"Enough about the human characters," you say, "what about the monster action?" Well, as I've said the King Kong suit is the worst ape suit Toho ever produced and the sea serpent, while well crafted, is so obviously inanimate that poor Haruo Nakajima (who else?) in the Kong suit is forced to wrap it around himself in order to "fight" it. However, MechaniKong is the second most awesome mechanical doppelganger that Toho would deliver in the Showa era--and Gorosaurus is by far the best man in a suit therapod put to film, in my opinion. The fight scenes are also well-choreographed. The Gorosaurus fight could easily have been nothing but a sad recreation of the original Kong vs. T-Rex fight, but the addition of Gorosaurus's kangaroo kick gives it a bit more life.

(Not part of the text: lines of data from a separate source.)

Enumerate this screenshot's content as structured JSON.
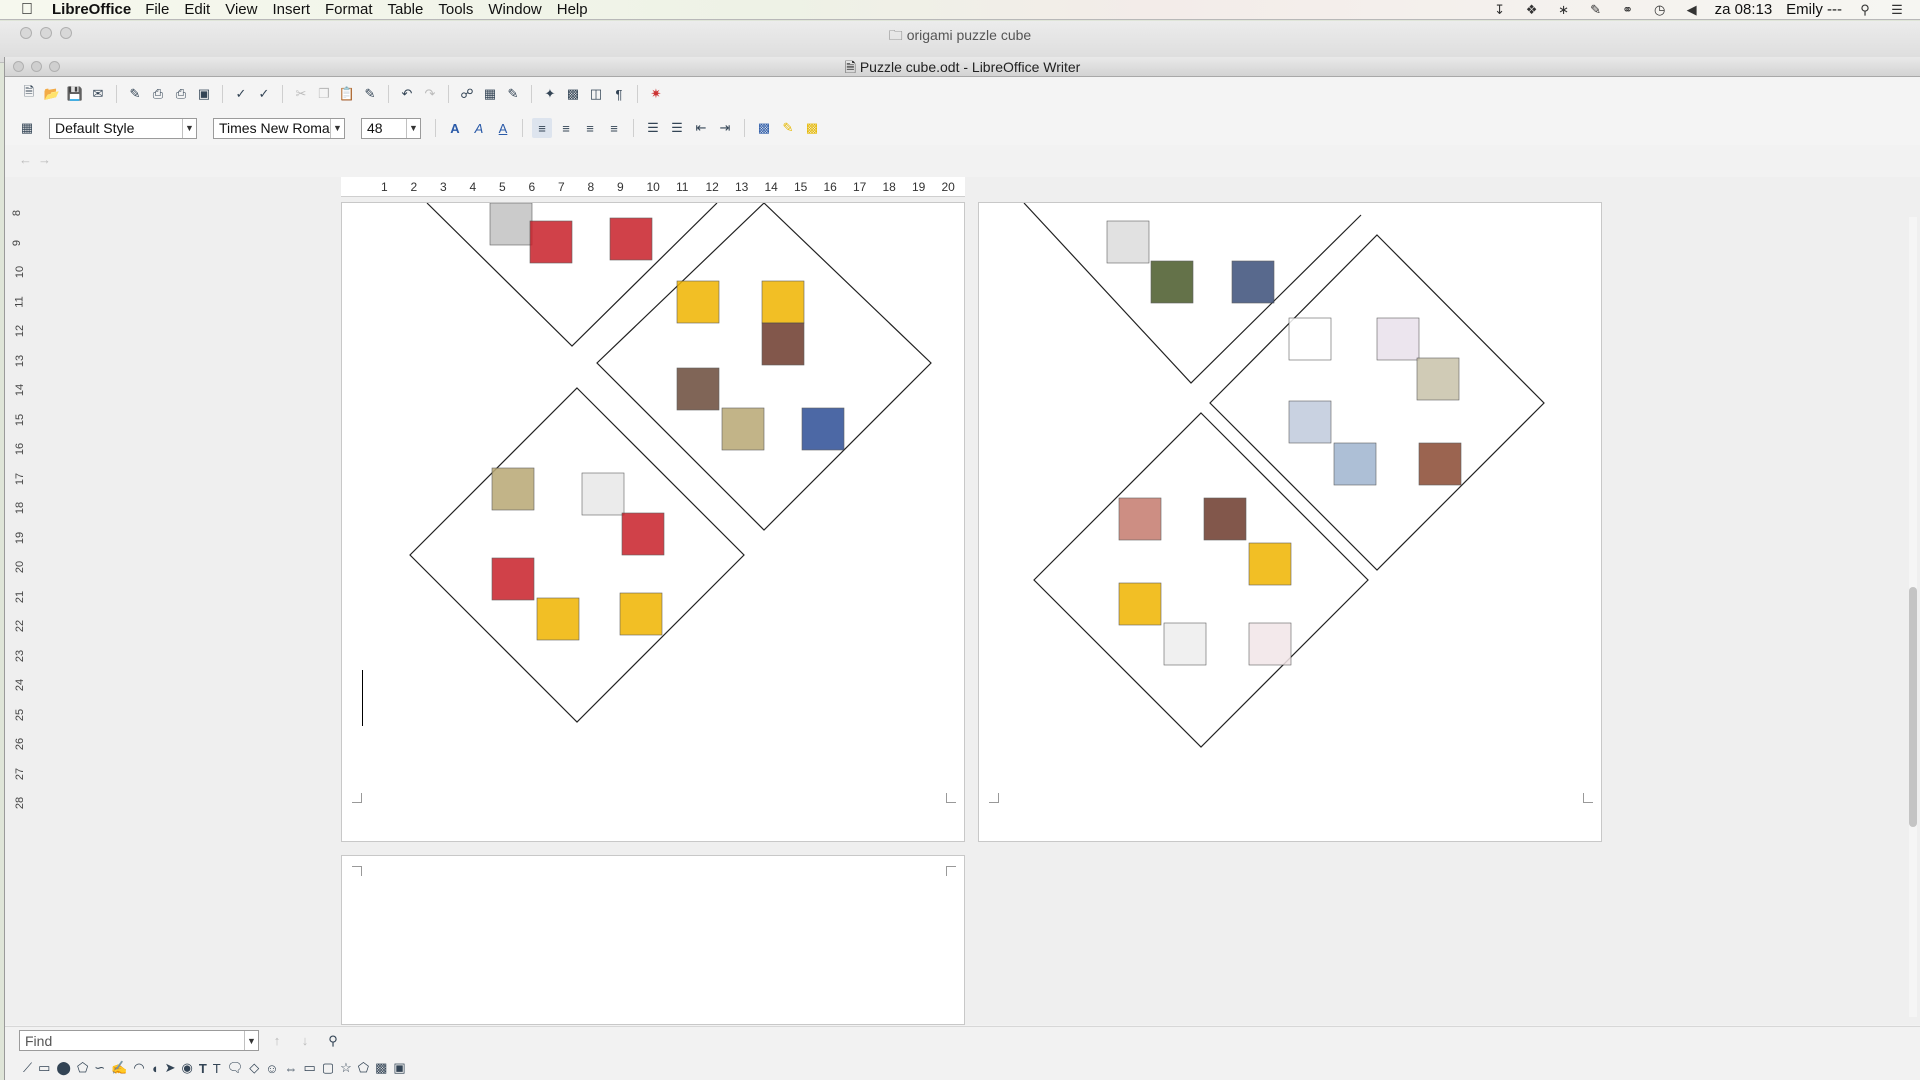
{
  "menubar": {
    "app": "LibreOffice",
    "items": [
      "File",
      "Edit",
      "View",
      "Insert",
      "Format",
      "Table",
      "Tools",
      "Window",
      "Help"
    ],
    "clock": "za 08:13",
    "user": "Emily ---"
  },
  "finder": {
    "title": "origami puzzle cube"
  },
  "window": {
    "title": "Puzzle cube.odt - LibreOffice Writer"
  },
  "format": {
    "paragraph_style": "Default Style",
    "font_name": "Times New Roma",
    "font_size": "48"
  },
  "hruler": [
    "1",
    "2",
    "3",
    "4",
    "5",
    "6",
    "7",
    "8",
    "9",
    "10",
    "11",
    "12",
    "13",
    "14",
    "15",
    "16",
    "17",
    "18",
    "19",
    "20"
  ],
  "vruler": [
    "8",
    "9",
    "10",
    "11",
    "12",
    "13",
    "14",
    "15",
    "16",
    "17",
    "18",
    "19",
    "20",
    "21",
    "22",
    "23",
    "24",
    "25",
    "26",
    "27",
    "28"
  ],
  "find": {
    "placeholder": "Find"
  },
  "colors": {
    "accent_red": "#c0392b",
    "accent_yellow": "#f0b400",
    "line": "#222222"
  },
  "puzzle_page_1": {
    "diamonds": [
      {
        "tiles": [
          "#c3c3c3",
          "#c8202a",
          "#c8202a"
        ]
      },
      {
        "tiles": [
          "#f0b400",
          "#f0b400",
          "#6d3a2c",
          "#6b4b3a",
          "#b8a774",
          "#2d4e96"
        ]
      },
      {
        "tiles": [
          "#b8a774",
          "#e8e8e8",
          "#c8202a",
          "#c8202a",
          "#f0b400",
          "#f0b400"
        ]
      }
    ]
  },
  "puzzle_page_2": {
    "diamonds": [
      {
        "tiles": [
          "#dcdcdc",
          "#4a5a2a",
          "#3b4f7a"
        ]
      },
      {
        "tiles": [
          "#ffffff",
          "#e9e1ec",
          "#c8c2aa",
          "#c0cbdc",
          "#9fb5d0",
          "#8a4a32"
        ]
      },
      {
        "tiles": [
          "#c57b6e",
          "#6d3a2c",
          "#f0b400",
          "#f0b400",
          "#eeeeee",
          "#f2e6e8"
        ]
      }
    ]
  }
}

The real standout, though, is the final fight in Tokyo. Rather than the expected wrestling match, it becomes an odd game of "King of the Hill" as MechaniKong climbs up Tokyo Tower with Watson in one hand while Kong gives pursuit. The Tokyo Tower "miniature" (I say because clearly it's a massive set, only small by comparison to the real thing) is wonderfully built and the fight is actually pretty suspenseful.

I also appreciate that the relationship between Kong and Watson is more one of friendship and admiration than the traditional ape lust. Aside from Nelson's casually sexist joke about Kong being tamed by her because she's a looker, there's never really a hint that the ape thinks of her as anything but a tiny pet.

In the end, King Kong Escapes is exactly what it sets out to be: a fun matinee flick. It's not deep, nor is it an enduring classic like original King Kong. However, it's a far better "remake" than either the Dino de Laurentiis or even Peter Jackson attempts. After all, it actually remembers the dinosaurs and it's not 3 hours long.

Also, it has Doctor Who: International Judas.

And if he ever met the other Doctor Who, he'd become That Intergalactic Judas.
What's this?  A special guest to deliver one last closing comment? Well, I guess this is still close enough to count for AlloSunday.

I say, Doctor Who in the Arctic? I'm prepared!